JEFFERSON CITY, Mo. – Both Missouri and Kansas state legislatures may be close to passing bills to legalize sports gambling. However, it seems as though the bill on the Kansas side might have unforeseen consequences for Missouri sports fans.
The Missouri senate is picking up speed on potential sports gambling legalization in Missouri. After a public hearing on Wednesday, the senate chose to postpone action on the bill until later in the legislative session. The Missouri House passed the bill on a 115-33 vote in March.
The bill on the Missouri side gained traction recently as a result of Cardinals President Bill DeWitt III testifying in favor of the bill.

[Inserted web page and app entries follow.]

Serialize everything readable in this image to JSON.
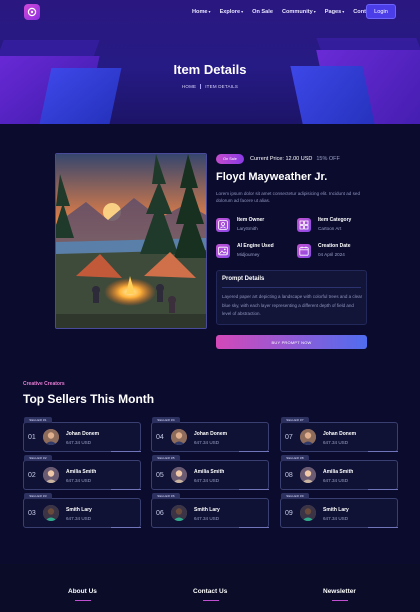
{
  "colors": {
    "accent": "#4b3ee8",
    "badge": "#c44ccb",
    "page_bg": "#0b0b2e",
    "hero_bg": "#261a84"
  },
  "header": {
    "logo_icon": "brand-logo-icon",
    "nav": [
      {
        "label": "Home",
        "dropdown": true
      },
      {
        "label": "Explore",
        "dropdown": true
      },
      {
        "label": "On Sale",
        "dropdown": false
      },
      {
        "label": "Community",
        "dropdown": true
      },
      {
        "label": "Pages",
        "dropdown": true
      },
      {
        "label": "Contact",
        "dropdown": false
      }
    ],
    "login": "Login"
  },
  "hero": {
    "title": "Item Details",
    "breadcrumb": [
      "HOME",
      "ITEM DETAILS"
    ]
  },
  "item": {
    "badge": "On Sale",
    "price": "Current Price: 12.00 USD",
    "discount": "15% OFF",
    "name": "Floyd Mayweather Jr.",
    "description": "Lorem ipsum dolor sit amet consectetur adipisicing elit. Incidunt ad sed dolorum ad facere ut alias.",
    "meta": [
      {
        "label": "Item Owner",
        "value": "LarySmith",
        "icon": "user-icon"
      },
      {
        "label": "Item Category",
        "value": "Cartoon Art",
        "icon": "grid-icon"
      },
      {
        "label": "AI Engine Used",
        "value": "Midjourney",
        "icon": "image-icon"
      },
      {
        "label": "Creation Date",
        "value": "04 April 2024",
        "icon": "calendar-icon"
      }
    ],
    "prompt_title": "Prompt Details",
    "prompt_text": "Layered paper art depicting a landscape with colorful trees and a clear blue sky, with each layer representing a different depth of field and level of abstraction.",
    "buy": "BUY PROMPT NOW"
  },
  "sellers": {
    "subtitle": "Creative Creators",
    "title": "Top Sellers This Month",
    "cards": [
      {
        "tag": "SELLER #1",
        "rank": "01",
        "name": "Johan Donem",
        "amount": "647.34 USD"
      },
      {
        "tag": "SELLER #2",
        "rank": "02",
        "name": "Amilia Smith",
        "amount": "647.34 USD"
      },
      {
        "tag": "SELLER #3",
        "rank": "03",
        "name": "Smith Lary",
        "amount": "647.34 USD"
      },
      {
        "tag": "SELLER #4",
        "rank": "04",
        "name": "Johan Donem",
        "amount": "647.34 USD"
      },
      {
        "tag": "SELLER #5",
        "rank": "05",
        "name": "Amilia Smith",
        "amount": "647.34 USD"
      },
      {
        "tag": "SELLER #6",
        "rank": "06",
        "name": "Smith Lary",
        "amount": "647.34 USD"
      },
      {
        "tag": "SELLER #7",
        "rank": "07",
        "name": "Johan Donem",
        "amount": "647.34 USD"
      },
      {
        "tag": "SELLER #8",
        "rank": "08",
        "name": "Amilia Smith",
        "amount": "647.34 USD"
      },
      {
        "tag": "SELLER #9",
        "rank": "09",
        "name": "Smith Lary",
        "amount": "647.34 USD"
      }
    ]
  },
  "footer": {
    "columns": [
      "About Us",
      "Contact Us",
      "Newsletter"
    ]
  }
}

“All the pro sports teams in Missouri support sports wagering as a way to increase engagement with our fans and provide a fun and exciting new way to enjoy sports and our teams, which are such ingrained members of our communities,” DeWitt III said at a House hearing.
Kansas’ sports gambling bill is in a similar stage, being passed in the house and now waiting for a Senate vote. However, their bill contains a provision that will earmark 80% of the state tax revenue from the gambling sphere to go toward building a professional sports facility.
This raised some eyebrows, seeing as the state of Kansas has only one professional sports franchise in MLS team Sporting Kansas City, who already has a relatively new stadium. Therefore, building a professional sports facility would likely be for the purpose of attracting a new professional sports team.
Considering recent rumors, this has led many to believe that the 80% of revenue is intended to be put towards incentives to get the Kansas City Chiefs to move their stadium across the state border.
Kansas City Mayor Quinton Lucas has repeatedly spoken out against the team moving to the Kansas side.
“Kansas City has proudly hosted the Chiefs since the early 1960s,” Lucas said in a tweet. “We look forward to working with the Chiefs, our state of Missouri partners, and local officials to ensure the Chiefs remain home in Kansas City and Missouri for generations to come.”
Since 2019, Missouri and Kansas have had a truce of sorts that they would not use economic subsidies to poach employers from each other. Recently, the truce has been broken on a few occasions, and it seems as though it could be no more if Kansas’ sports betting bill goes through.